Forward. Backward. Preferred. Dis-preferred.

Like any good algebraist, he is made to think sometimes in a forward fashion and sometimes in reverse; and so he learns when to concentrate mostly on what he wants to happen and also when to concentrate mostly on avoiding what he does not want to happen.

~ Charlie Munger from,

That item from a list of six elements, originally from the best pilot education program in existence, made me realize there’s this thing that I do. For me it’s such an intuitive, automatic thing, but it occurs to me to share it to make it explicit.

Let’s begin by thinking about planning and learning. (I’m done. You are now thinking about planning and learning. :) Next, we’ll trot out three magnificently useful, relative adverbs: how, when and why. Six sublime questions instantly appear:

How do I plan?
When do I plan?
Why do I plan?
How do I learn?
When do I learn?
Why do I learn?

I’ve certainly spent a lot of time thinking about those questions. For example, I’ve a bunch of blog posts about knowledge systems that came from thinking about, “how do I learn?” I could spend all my time thinking about those six questions. Exploring those questions, understanding myself, and learning in general, are fine projects to spend time on. But it’s tough to get started. Each of those questions is a deep, Alice in Wonderland rabbit hole.

What I want to share is how to use a different framework to flip the entire process over. I want to share my way of making progress on those fine projects without intentionally working on them. Things happen. Thoughts arise. (Your experience may be similar to mine?) The following framework will take anything—happenings or thoughts—and guide it into being deep work on those six questions.

Simply ask:

Forward or backward in time: Is the event in the future or past? Am I thinking about the future or past?


Prefer or dis-prefer: Do I prefer or dis-prefer the event? Do I prefer or dis-prefer what I’m thinking?

For me, the act of examining something—an event, a thought—in the light of those questions, (forward/backward? preferred/dis-preferred?,) leads me to learning about one, and sometimes several, of those six, big questions.


The Munger Two Step

While most of us make decisions daily, few of us have a useful framework for thinking that protects us when making decisions. We’re going to explore Munger’s two-step process for making effective decisions and reducing human misjudgment.

~ Shane Parrish from,

Some day I hope to write something as useful at the post I’ve linked to above. I do not hold hope for ever writing anything as directly useful as what Munger had to say, quoted and referred to in the post linked above.

There’s so much wisdom—how to make decisions without losing your shit is life-critical… right up there with knowing how to breath… There’s so much wisdown in that post about predictions and unknown-unknowns and making decisions with uncertain information.

Also, in the realm of unknown-unknowns: I’m sure you believe you know how to breath. Pop quiz: Take a pause and imagine you’re giving a lecture to a bunch of aliens who breath through gills… I’ll wait. How’d you do? Still 100% certain you know how to breath?

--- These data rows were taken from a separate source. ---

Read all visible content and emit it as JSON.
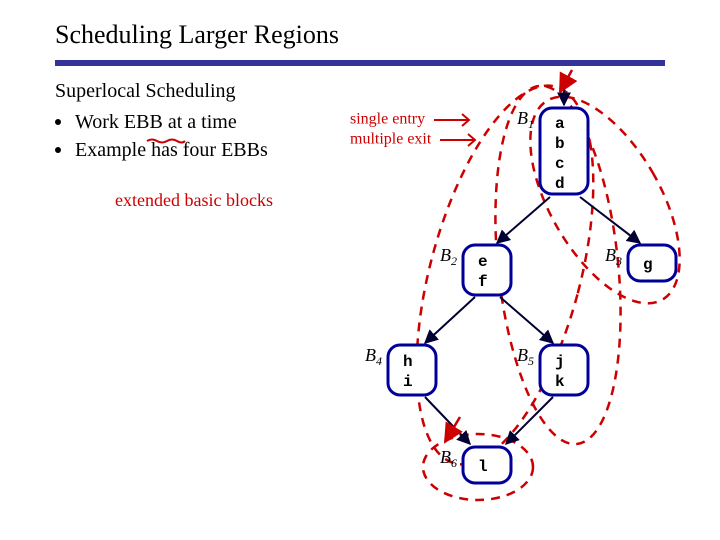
{
  "title": "Scheduling Larger Regions",
  "subtitle": "Superlocal Scheduling",
  "bullets": [
    "Work EBB at a time",
    "Example has four EBBs"
  ],
  "annotations": {
    "extended": "extended basic blocks",
    "single_entry": "single entry",
    "multiple_exit": "multiple exit"
  },
  "blocks": {
    "B1": {
      "label": "B",
      "sub": "1",
      "lines": [
        "a",
        "b",
        "c",
        "d"
      ]
    },
    "B2": {
      "label": "B",
      "sub": "2",
      "lines": [
        "e",
        "f"
      ]
    },
    "B3": {
      "label": "B",
      "sub": "3",
      "lines": [
        "g"
      ]
    },
    "B4": {
      "label": "B",
      "sub": "4",
      "lines": [
        "h",
        "i"
      ]
    },
    "B5": {
      "label": "B",
      "sub": "5",
      "lines": [
        "j",
        "k"
      ]
    },
    "B6": {
      "label": "B",
      "sub": "6",
      "lines": [
        "l"
      ]
    }
  },
  "chart_data": {
    "type": "diagram",
    "title": "Control-flow graph with extended basic blocks",
    "nodes": [
      {
        "id": "B1",
        "code": [
          "a",
          "b",
          "c",
          "d"
        ]
      },
      {
        "id": "B2",
        "code": [
          "e",
          "f"
        ]
      },
      {
        "id": "B3",
        "code": [
          "g"
        ]
      },
      {
        "id": "B4",
        "code": [
          "h",
          "i"
        ]
      },
      {
        "id": "B5",
        "code": [
          "j",
          "k"
        ]
      },
      {
        "id": "B6",
        "code": [
          "l"
        ]
      }
    ],
    "edges": [
      [
        "entry",
        "B1"
      ],
      [
        "B1",
        "B2"
      ],
      [
        "B1",
        "B3"
      ],
      [
        "B2",
        "B4"
      ],
      [
        "B2",
        "B5"
      ],
      [
        "B4",
        "B6"
      ],
      [
        "B5",
        "B6"
      ]
    ],
    "ebbs": [
      [
        "B1",
        "B2",
        "B4"
      ],
      [
        "B1",
        "B2",
        "B5"
      ],
      [
        "B1",
        "B3"
      ],
      [
        "B6"
      ]
    ],
    "annotations": [
      "single entry",
      "multiple exit",
      "extended basic blocks"
    ]
  }
}
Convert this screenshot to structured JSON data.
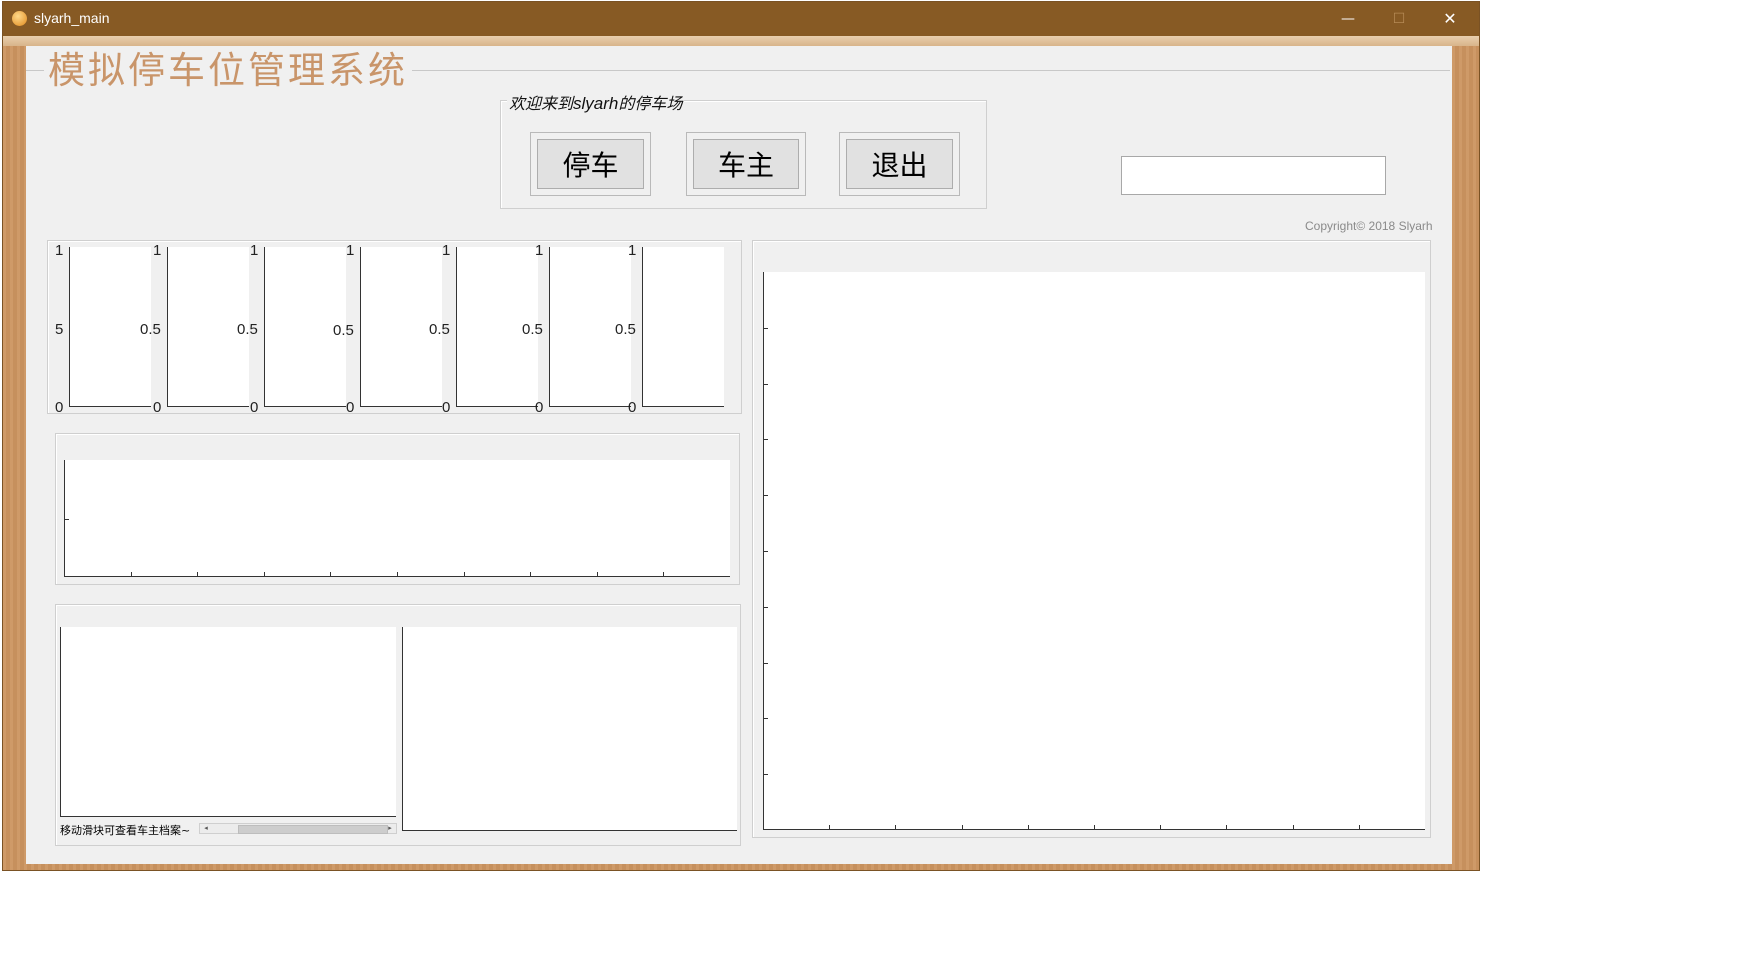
{
  "window": {
    "title": "slyarh_main",
    "minimize_glyph": "—",
    "maximize_glyph": "☐",
    "close_glyph": "✕"
  },
  "header": {
    "system_title": "模拟停车位管理系统"
  },
  "welcome_panel": {
    "legend_prefix": "欢迎来到",
    "legend_name": "slyarh",
    "legend_suffix": "的停车场"
  },
  "buttons": {
    "park": "停车",
    "owner": "车主",
    "exit": "退出"
  },
  "search_field": {
    "value": ""
  },
  "copyright": "Copyright© 2018 Slyarh",
  "mini_axes": {
    "top_tick": "1",
    "mid_tick": "0.5",
    "mid_tick_clipped": "5",
    "zero_tick": "0"
  },
  "owner_archive": {
    "scroll_hint": "移动滑块可查看车主档案~",
    "scroll_left": "◂",
    "scroll_right": "▸"
  },
  "icons": {
    "app": "app-icon",
    "minimize": "minimize-icon",
    "maximize": "maximize-icon",
    "close": "close-icon"
  }
}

I’m not trying to preach to you about, “you don’t know how to breath!” I’m trying to show you—by asking rhetorically about something you certainly do a lot—that “knowing” is really hard.

And all of your deciding stands atop your knowing.